The Wall Street Journal’s Law Blog describes a victory for religious freedom. In a case about which I first wrote just after its inception, a gang known as Freedom From Religion Foundation sued the village of Warren, MI, for having the temerity to put up a Christmas display without permitting FFRF to put up a sign next to it announcing that religion is “myth and superstition that hardens hearts and enslaves minds.”
First, Mayor James Fouts told them to take a hike, followed by their suit:

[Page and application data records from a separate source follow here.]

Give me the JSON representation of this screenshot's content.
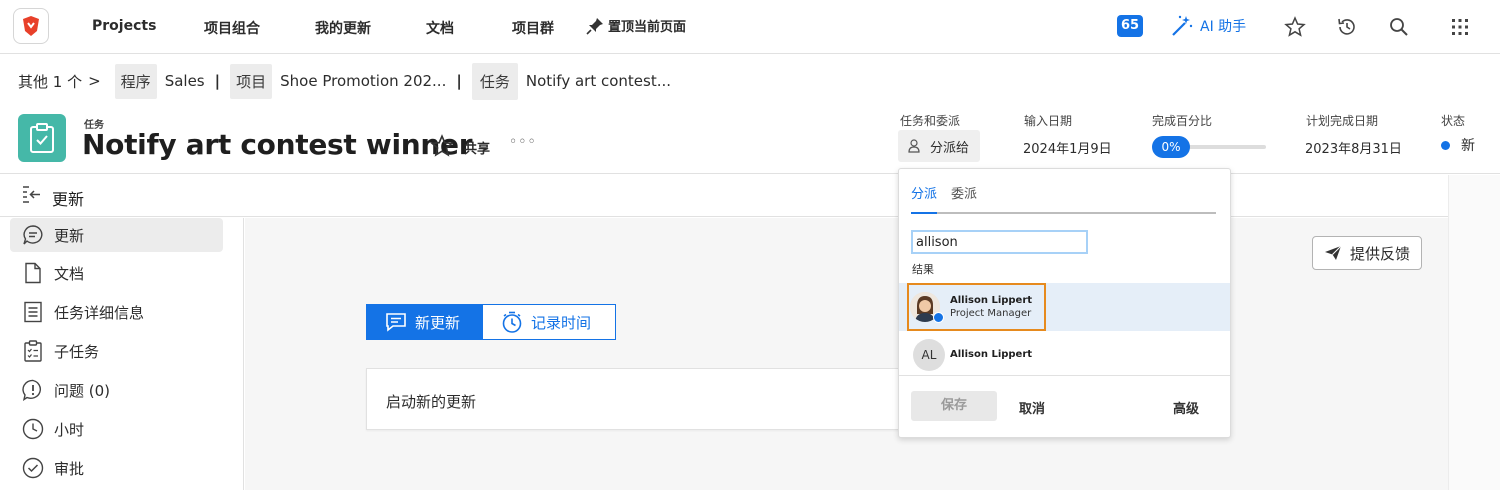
{
  "topnav": {
    "items": [
      "Projects",
      "项目组合",
      "我的更新",
      "文档",
      "项目群"
    ],
    "pin_label": "置顶当前页面",
    "notification_count": "65",
    "ai_label": "AI 助手"
  },
  "breadcrumb": {
    "more": "其他 1 个",
    "more_chevron": ">",
    "program_tag": "程序",
    "program_name": "Sales",
    "project_tag": "项目",
    "project_name": "Shoe Promotion 202...",
    "task_tag": "任务",
    "task_name": "Notify art contest...",
    "separator": "|"
  },
  "header": {
    "object_type": "任务",
    "title": "Notify art contest winner",
    "share_label": "共享",
    "more_label": "◦◦◦",
    "fields": {
      "assign_label": "任务和委派",
      "assign_value": "分派给",
      "entry_date_label": "输入日期",
      "entry_date_value": "2024年1月9日",
      "percent_label": "完成百分比",
      "percent_value": "0%",
      "planned_label": "计划完成日期",
      "planned_value": "2023年8月31日",
      "status_label": "状态",
      "status_value": "新"
    }
  },
  "updates_bar": {
    "title": "更新"
  },
  "sidebar": {
    "items": [
      {
        "label": "更新",
        "icon": "chat-bubble-icon"
      },
      {
        "label": "文档",
        "icon": "document-icon"
      },
      {
        "label": "任务详细信息",
        "icon": "task-details-icon"
      },
      {
        "label": "子任务",
        "icon": "checklist-icon"
      },
      {
        "label": "问题 (0)",
        "icon": "issue-icon"
      },
      {
        "label": "小时",
        "icon": "clock-icon"
      },
      {
        "label": "审批",
        "icon": "approval-icon"
      }
    ]
  },
  "main": {
    "feedback_label": "提供反馈",
    "new_update_tab": "新更新",
    "log_time_tab": "记录时间",
    "new_update_placeholder": "启动新的更新"
  },
  "assign_popover": {
    "tab_assign": "分派",
    "tab_delegate": "委派",
    "search_value": "allison",
    "results_label": "结果",
    "results": [
      {
        "name": "Allison Lippert",
        "role": "Project Manager"
      },
      {
        "name": "Allison Lippert",
        "initials": "AL"
      }
    ],
    "save_label": "保存",
    "cancel_label": "取消",
    "advanced_label": "高级"
  },
  "colors": {
    "accent": "#1473e6",
    "task_icon": "#45b8a8",
    "highlight_border": "#e68a1e",
    "selected_row": "#e5eef8"
  }
}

If you requested permission to put up a sandwich board saying that there is no Santa Claus, you would be met with the same response. Santa Claus lives in the minds and hearts of many millions of children. The belief of God and religion lives in the hearts and minds of hundreds of millions of people and is as much a part of the fabric of America, as the belief in democracy and freedom….
Your non-religion is not a recognized religion. Please don’t hide behind the cloak of non-religion as an excuse to abuse other recognized religions.
Then a Michigan district court told these folks to take a hike.
Then the 6th Circuit told this…crowd…to take a hike. On the matter of Warren’s alleged favoring of the religious over the secular, they had this:
That is not true even on its own terms. All but one of the objects in the holiday display are nonreligious. Ribbons, ornaments, reindeer, a lighted tree, wreaths, snowmen, a mailbox for Santa, elves, wrapped gift boxes, nutcrackers, poinsettias, candy canes, a “Winter Welcome” sign—all of them, all that is but the nativity scene—are secular…
A city does not run afoul of the Establishment Clause by including a creche in a holiday display that contains secular and religious symbols.
On the matter of the “Winter Welcome” greeting in particular, the 6th expanded with this [emphasis added]:
When one neighbor greets another in mid-December with “Happy Holidays,” it is the rare person who hears “Happy Holy Days.” What was once the most religious of invocations has become one of the most faith-neutral, even secular. One indeed can fairly wonder who has co-opted whom over time with these displays and words. But that is a matter for another day.
On the gang’s bellyache that Fouts’ letter was itself some sort of cynical violation, the 6th had this:
These are not the words of someone trying to establish any one religion or religion in general; they are the words of someone trying to explain the common sense risks of disparaging faith-based and secular symbols, whether a creche or a Santa, alike….
It may be true that the Mayor misapprehended the Religion Clauses when he implied that atheists receive no protection from them by saying that the Foundation’s “non-religion” was “not a recognized religion.” In this respect, the Mayor, apparently untrained as a lawyer, may not have missed his calling…. But this defense of his actions, premised on a misreading of precedent, does not transform his actions or the City’s display into an establishment.
On the gang’s crying about their free speech rights, here’s the 6th, again:
[Warren] could choose to add a Santa. And it could choose to deny a sign saying, “There is no Santa.” It could choose to incorporate a message about Ramadan. And it could choose to deny a message disparaging any one religion or religion in general. Just as Congress’s creation of a National Day of Prayer on the first Thursday of May does not compel the legislature to recognize a National Day of Non-Prayer each year, so too the City of Warren could opt to have a holiday display without a Winter Solstice sign. Such holiday displays are quintessentially government speech….
And the Foundation, like everyone else, is free to urge the City to add or remove symbols from the display each year or to try to elect new officials to run the City—the customary answer to permissible government speech and the customary answer to policies with which citizens disagree.
FFRF Co-President Annie Laurie Gaylor responded to her loss without any sense of irony:
Apparently we are a Christian nation, and cities may prefer religion over non-religion[.]
On the first, well, duh. On the second, she needs to ask her lawyer to read the 6th‘s opinion to her. It’s not what they said. Her lawyer can find that opinion can be found here.
Thus we see the benefit of not taking the easy way out—the coward’s way out—and acceding to the demands of such anti-freedom fighters as these as soon as the latter threaten.
These lose—as all bullies lose—when faced with forthright and just opposition.
Facing down bullies is expensive, certainly. However that expense pales beside the expense of meekly surrendering freedoms for the demanding. Once you pay the Danegelt, you never get rid of the Dane.